**WHAT TO PRODUCE:** Below are some records. How many of their lines contain the string "this"? Give the number only.

**INFORMATION PROVIDED:**

↓↓↓

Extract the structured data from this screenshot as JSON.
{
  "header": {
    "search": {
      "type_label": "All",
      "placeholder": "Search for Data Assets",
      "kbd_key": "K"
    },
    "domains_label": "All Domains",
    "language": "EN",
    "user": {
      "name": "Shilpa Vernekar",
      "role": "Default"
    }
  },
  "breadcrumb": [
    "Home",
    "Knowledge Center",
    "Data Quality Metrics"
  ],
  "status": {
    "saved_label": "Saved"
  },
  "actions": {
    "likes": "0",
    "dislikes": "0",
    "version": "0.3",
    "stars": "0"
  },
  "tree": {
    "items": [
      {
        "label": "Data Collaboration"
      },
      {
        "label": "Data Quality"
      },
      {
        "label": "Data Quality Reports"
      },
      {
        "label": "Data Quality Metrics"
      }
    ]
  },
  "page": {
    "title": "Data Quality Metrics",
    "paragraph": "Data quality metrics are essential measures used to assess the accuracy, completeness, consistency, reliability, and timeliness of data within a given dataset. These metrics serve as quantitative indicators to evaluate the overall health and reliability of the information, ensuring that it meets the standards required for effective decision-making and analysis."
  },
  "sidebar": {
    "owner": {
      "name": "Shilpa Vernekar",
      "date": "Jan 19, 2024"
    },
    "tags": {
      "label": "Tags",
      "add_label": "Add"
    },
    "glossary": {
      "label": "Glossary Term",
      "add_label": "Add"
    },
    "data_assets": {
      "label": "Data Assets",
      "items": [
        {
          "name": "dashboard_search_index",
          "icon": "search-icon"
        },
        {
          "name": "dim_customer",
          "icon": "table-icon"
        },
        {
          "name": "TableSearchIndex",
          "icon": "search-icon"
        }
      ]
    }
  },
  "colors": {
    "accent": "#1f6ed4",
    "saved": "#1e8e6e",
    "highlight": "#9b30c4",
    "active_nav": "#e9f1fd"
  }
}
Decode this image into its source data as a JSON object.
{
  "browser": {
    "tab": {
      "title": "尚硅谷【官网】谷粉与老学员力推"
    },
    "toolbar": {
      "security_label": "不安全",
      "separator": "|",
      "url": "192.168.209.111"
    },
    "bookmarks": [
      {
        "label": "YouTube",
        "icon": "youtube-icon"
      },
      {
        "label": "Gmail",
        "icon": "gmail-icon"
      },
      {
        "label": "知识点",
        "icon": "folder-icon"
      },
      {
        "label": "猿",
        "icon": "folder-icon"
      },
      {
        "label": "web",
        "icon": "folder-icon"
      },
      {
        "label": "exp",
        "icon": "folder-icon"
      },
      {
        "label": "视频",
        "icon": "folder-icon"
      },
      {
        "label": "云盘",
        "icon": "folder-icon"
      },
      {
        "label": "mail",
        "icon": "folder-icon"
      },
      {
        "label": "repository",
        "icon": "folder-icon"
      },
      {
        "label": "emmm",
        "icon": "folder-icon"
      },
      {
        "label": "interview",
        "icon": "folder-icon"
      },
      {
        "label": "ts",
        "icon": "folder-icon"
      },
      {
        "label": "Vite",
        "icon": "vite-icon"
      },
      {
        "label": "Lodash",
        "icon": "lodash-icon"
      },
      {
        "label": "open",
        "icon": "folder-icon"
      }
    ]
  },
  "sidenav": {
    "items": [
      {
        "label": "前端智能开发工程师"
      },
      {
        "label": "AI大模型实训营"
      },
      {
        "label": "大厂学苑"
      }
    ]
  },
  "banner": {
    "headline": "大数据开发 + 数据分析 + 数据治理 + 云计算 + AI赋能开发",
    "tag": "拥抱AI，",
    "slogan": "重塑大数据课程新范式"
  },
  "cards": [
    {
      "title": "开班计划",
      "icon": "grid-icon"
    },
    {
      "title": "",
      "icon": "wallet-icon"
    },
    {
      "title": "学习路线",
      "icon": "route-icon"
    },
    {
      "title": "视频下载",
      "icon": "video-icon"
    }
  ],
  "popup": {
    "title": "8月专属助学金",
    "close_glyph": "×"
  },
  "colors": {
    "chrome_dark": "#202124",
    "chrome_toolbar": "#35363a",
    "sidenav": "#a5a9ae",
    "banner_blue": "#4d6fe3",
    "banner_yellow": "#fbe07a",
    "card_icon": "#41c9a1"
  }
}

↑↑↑

**RESULT:** 2